October 31, 2008
Those skeptical of voting – at least for either major party – are invariably confronted with some version of the “lesser of two evils” argument. It’s usually the last line of defense for Democrats, after they concede that their party has a long way to go on many of the issues that matter most to Americans. Indeed, whether it’s the economy, health care or the war, polls show that the policies of both parties are considerably to the right of public opinion, and have been so for a long time. This disconnect between the will of the people and their so-called representatives is evidence of a failing democracy.
Nevertheless, there is no denying that there are differences between the two major parties. Democrats would in all likelihood be slightly better on certain domestic issues than their Republican counterparts. Even Noam Chomsky and Howard Zinn, who generally critique the deep systemic nature of our problems, have admitted as much in recent interviews. On issues such as foreign policy, however, both parties are virtually identical. Any honest look at our history would admit that the Democrats have been just as avid – if slightly more subtle and sophisticated – in their support of war and empire as the Republicans. To take just a brief look at their record:
• A Democrat initiated US military involvement in World War I, World War II, the Korean War, Vietnam and the Balkans.
• Only a Democrat has ever dropped an atomic bomb on innocent civilians.
• During the 2000 campaign for the White House, Al Gore’s proposed increase for the military budget over the next 10 years was more than double what Bush was proposing at the time.
• Apart from the courageous Rep. Barbara Lee, Democrats unanimously voted for the
never-ending “War on Terror.”
• The subsequent invasion of Iraq could not have been pulled off without the support of key Democrats, such as Sen. Joe Biden.
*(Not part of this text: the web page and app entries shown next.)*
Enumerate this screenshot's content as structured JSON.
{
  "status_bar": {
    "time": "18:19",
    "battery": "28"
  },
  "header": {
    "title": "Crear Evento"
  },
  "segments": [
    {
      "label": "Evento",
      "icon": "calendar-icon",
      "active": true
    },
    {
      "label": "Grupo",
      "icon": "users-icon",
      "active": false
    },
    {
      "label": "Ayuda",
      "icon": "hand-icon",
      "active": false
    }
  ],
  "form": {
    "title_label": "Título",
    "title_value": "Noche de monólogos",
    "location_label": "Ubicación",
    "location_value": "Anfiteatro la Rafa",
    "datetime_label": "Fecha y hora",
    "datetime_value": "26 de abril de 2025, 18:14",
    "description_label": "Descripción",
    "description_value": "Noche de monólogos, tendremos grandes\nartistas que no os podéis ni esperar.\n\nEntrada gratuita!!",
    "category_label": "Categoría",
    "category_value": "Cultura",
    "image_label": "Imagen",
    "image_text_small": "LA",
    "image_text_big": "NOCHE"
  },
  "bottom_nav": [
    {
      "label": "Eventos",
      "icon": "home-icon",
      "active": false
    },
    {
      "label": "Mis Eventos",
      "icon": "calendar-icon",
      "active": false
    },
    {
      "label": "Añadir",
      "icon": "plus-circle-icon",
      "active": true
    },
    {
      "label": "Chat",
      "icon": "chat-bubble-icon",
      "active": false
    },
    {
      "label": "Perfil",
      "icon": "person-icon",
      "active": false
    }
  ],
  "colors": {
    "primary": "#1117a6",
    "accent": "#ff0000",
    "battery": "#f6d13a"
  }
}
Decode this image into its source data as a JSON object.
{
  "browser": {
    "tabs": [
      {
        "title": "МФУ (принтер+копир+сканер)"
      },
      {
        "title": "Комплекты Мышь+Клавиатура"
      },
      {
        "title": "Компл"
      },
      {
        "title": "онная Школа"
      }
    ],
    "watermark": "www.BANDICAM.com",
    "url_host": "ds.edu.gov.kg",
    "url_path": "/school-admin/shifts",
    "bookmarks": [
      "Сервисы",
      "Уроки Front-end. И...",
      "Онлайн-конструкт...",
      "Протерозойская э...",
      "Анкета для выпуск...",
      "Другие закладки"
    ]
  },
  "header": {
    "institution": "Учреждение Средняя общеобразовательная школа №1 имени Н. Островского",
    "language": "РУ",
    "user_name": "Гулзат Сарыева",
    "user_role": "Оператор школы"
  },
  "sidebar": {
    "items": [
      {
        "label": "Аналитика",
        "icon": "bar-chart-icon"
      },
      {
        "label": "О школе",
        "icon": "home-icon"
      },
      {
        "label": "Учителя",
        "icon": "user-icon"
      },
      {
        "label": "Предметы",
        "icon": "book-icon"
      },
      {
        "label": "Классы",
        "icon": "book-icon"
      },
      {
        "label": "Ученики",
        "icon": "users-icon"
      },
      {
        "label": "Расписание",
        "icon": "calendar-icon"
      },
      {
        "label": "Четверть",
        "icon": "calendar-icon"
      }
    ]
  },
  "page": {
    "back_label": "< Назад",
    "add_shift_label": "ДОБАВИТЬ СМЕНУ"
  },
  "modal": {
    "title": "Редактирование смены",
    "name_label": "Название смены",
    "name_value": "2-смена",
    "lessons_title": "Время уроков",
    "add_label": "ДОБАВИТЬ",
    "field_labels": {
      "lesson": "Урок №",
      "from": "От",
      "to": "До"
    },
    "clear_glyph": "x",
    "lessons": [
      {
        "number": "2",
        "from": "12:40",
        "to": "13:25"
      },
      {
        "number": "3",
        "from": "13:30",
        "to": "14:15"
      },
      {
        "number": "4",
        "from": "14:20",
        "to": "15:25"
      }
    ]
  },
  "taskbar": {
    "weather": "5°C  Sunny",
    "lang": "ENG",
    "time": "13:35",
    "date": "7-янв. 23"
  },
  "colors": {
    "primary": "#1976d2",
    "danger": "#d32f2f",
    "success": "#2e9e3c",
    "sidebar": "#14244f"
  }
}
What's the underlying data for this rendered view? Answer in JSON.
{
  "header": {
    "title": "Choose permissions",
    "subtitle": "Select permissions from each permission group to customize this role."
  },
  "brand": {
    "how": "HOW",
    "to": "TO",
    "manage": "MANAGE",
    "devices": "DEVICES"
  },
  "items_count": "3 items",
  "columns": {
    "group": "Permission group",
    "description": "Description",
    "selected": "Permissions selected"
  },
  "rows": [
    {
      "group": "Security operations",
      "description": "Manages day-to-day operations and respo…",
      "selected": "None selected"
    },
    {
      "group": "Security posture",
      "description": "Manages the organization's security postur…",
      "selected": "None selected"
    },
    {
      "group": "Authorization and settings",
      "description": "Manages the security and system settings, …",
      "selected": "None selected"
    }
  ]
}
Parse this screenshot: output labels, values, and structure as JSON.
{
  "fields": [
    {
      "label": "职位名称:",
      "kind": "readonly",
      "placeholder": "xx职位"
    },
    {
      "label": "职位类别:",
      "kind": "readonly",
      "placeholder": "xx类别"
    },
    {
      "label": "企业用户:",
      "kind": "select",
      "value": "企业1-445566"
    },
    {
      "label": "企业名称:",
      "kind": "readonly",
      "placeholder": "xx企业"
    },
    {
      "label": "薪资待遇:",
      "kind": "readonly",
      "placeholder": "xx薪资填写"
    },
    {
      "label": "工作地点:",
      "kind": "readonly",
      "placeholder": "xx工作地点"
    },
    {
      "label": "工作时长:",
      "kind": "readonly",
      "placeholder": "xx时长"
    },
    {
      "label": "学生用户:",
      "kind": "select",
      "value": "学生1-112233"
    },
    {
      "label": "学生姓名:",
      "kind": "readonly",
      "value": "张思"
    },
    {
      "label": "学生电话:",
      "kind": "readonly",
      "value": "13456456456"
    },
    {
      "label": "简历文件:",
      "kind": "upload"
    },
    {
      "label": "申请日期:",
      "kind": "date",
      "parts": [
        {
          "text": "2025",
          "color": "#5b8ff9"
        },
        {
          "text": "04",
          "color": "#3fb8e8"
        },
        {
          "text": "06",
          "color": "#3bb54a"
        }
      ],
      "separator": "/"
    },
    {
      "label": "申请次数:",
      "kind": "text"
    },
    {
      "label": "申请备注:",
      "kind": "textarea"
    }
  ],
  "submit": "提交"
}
• Since being swept to power in both Houses of Congress by a wave of antiwar sentiment nearly two years ago, Democrats have done nothing to end the war in Iraq.
But if Gore had been elected, Democrats often argue, we would not have attacked Iraq in the first place. This may be true, but what would his victory have meant for Iraqis at the time? Lest we forget, the Clinton administration enforced sanctions on Iraq that were responsible for the deaths of hundreds of thousands of innocent civilians, according to the United Nations. And Gore gave no indication that he would have ended or in any way altered this murderous policy. Therefore, in hindsight, the choice we were offered in 2000 was likely only one of method: Should we continue to kill Iraqis by withholding food and medicines or should we opt for bombs and bullets?
Today, the choices we are being offered by the major parties with regards to the current wars are not nearly as stark as they are often presented either. The tens of thousands of troops that Barack Obama would leave behind to occupy Iraq, even after the withdrawal of combat troops over a 16-month period, will still be able to wreak significant havoc. And both major parties couldn’t agree more on escalating the war in Afghanistan, which inevitably means killing more innocent civilians. In fact, the only points of contention between the candidates appear to be over who will send more troops and who said so first.
But what if you’re against killing, period? What if you think that a single-payer, universal health care system is the only solution to our current crisis? What if you are among the vast majority of Americans who opposed the $850 billion bailout for Wall Street? Supporters of Obama argue that now is simply not the time to demand accountability, push for more fundamental change or vote for a third party because the situation is just too dire.
On issues like climate change, however, the world can no more afford the Democrats’ incremental change than the current Republican policy. Leading experts, such as NASA climate scientist Dr. James Hansen, have repeatedly warned that the U.S. must significantly reduce its greenhouse gas emissions over the next few years if we want to avoid the most devastating effects of global warming. Recognizing the gravity of this crisis, Al Gore recently called on the government “to commit to producing 100 percent of our electricity from renewable energy and truly clean carbon-free sources within 10 years.” Obama, on the other hand, denies the need for such drastic action. Even if he reaches his modest goals of eliminating oil imports from the Middle East and Venezuela over the next 10 years and ensuring that 25 percent of our electricity comes from renewable sources by 2025, it will be too little, too late.
Every four years we are told that we face the most important election of our lifetimes, and that voting for anyone but a Democrat only increases the likelihood of a Republican victory that the country just cannot bear. Anyone who buys this argument must ask themselves: when will the situation in this country and the world not be desperate? When will the Republican candidate not be so terrible that we can afford to think outside the box and build a credible alternative to the two-party system? How long must we make concessions on key issues that quite literally mean life and death to so many? If not now, when should we demand fundamental change for our vote? For the Democratic faithful that day will never come. The lesser of two evils logic will always apply. They will always sacrifice the possibility of electing a government that would enact a truly progressive agenda at the altar of so-called pragmatism.